## AIM OF THE TASK
Restate all data exactly. No images.

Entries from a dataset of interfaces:
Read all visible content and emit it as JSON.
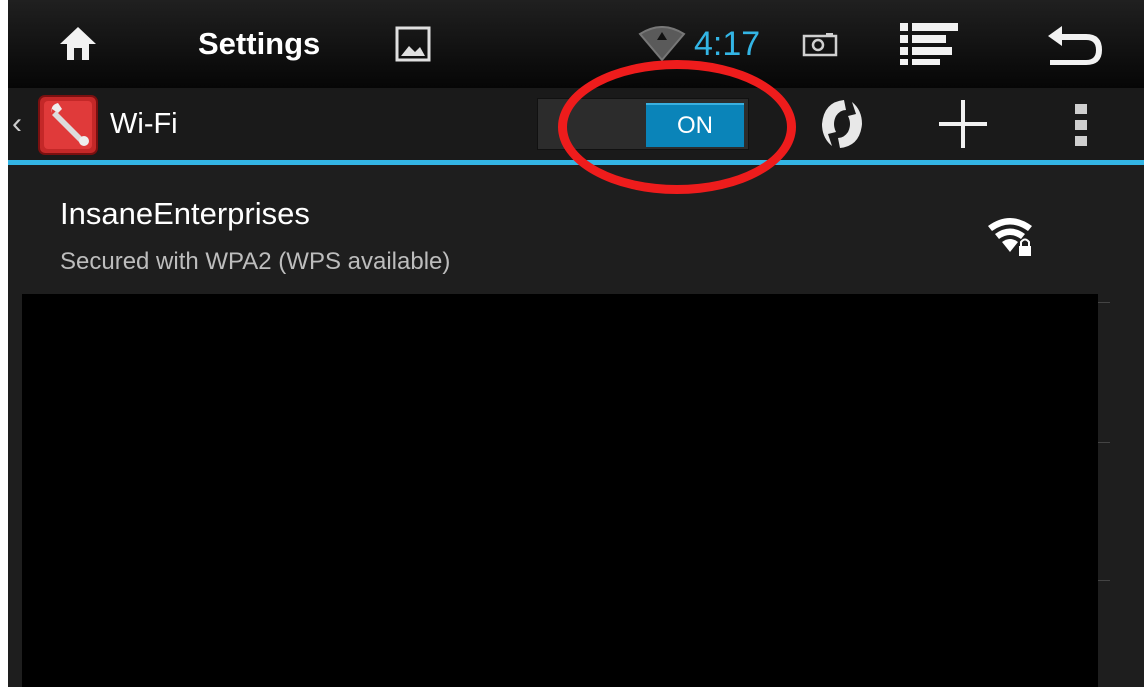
{
  "status_bar": {
    "title": "Settings",
    "time": "4:17",
    "icons": [
      "home-icon",
      "gallery-icon",
      "wifi-status-icon",
      "screenshot-icon",
      "menu-list-icon",
      "back-icon"
    ]
  },
  "action_bar": {
    "title": "Wi-Fi",
    "toggle_label": "ON",
    "icons": [
      "settings-wrench-icon",
      "refresh-icon",
      "add-network-icon",
      "overflow-menu-icon"
    ]
  },
  "networks": [
    {
      "name": "InsaneEnterprises",
      "status": "Secured with WPA2 (WPS available)",
      "icon": "wifi-signal-locked-icon"
    }
  ],
  "colors": {
    "accent": "#33b5e5",
    "toggle_on": "#0a84b9",
    "highlight_ring": "#ee1c1c",
    "background": "#1e1e1e"
  }
}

## SOLUTION
Read all visible content and emit it as JSON.
{
  "status_bar": {
    "title": "Settings",
    "time": "4:17",
    "icons": [
      "home-icon",
      "gallery-icon",
      "wifi-status-icon",
      "screenshot-icon",
      "menu-list-icon",
      "back-icon"
    ]
  },
  "action_bar": {
    "title": "Wi-Fi",
    "toggle_label": "ON",
    "icons": [
      "settings-wrench-icon",
      "refresh-icon",
      "add-network-icon",
      "overflow-menu-icon"
    ]
  },
  "networks": [
    {
      "name": "InsaneEnterprises",
      "status": "Secured with WPA2 (WPS available)",
      "icon": "wifi-signal-locked-icon"
    }
  ],
  "colors": {
    "accent": "#33b5e5",
    "toggle_on": "#0a84b9",
    "highlight_ring": "#ee1c1c",
    "background": "#1e1e1e"
  }
}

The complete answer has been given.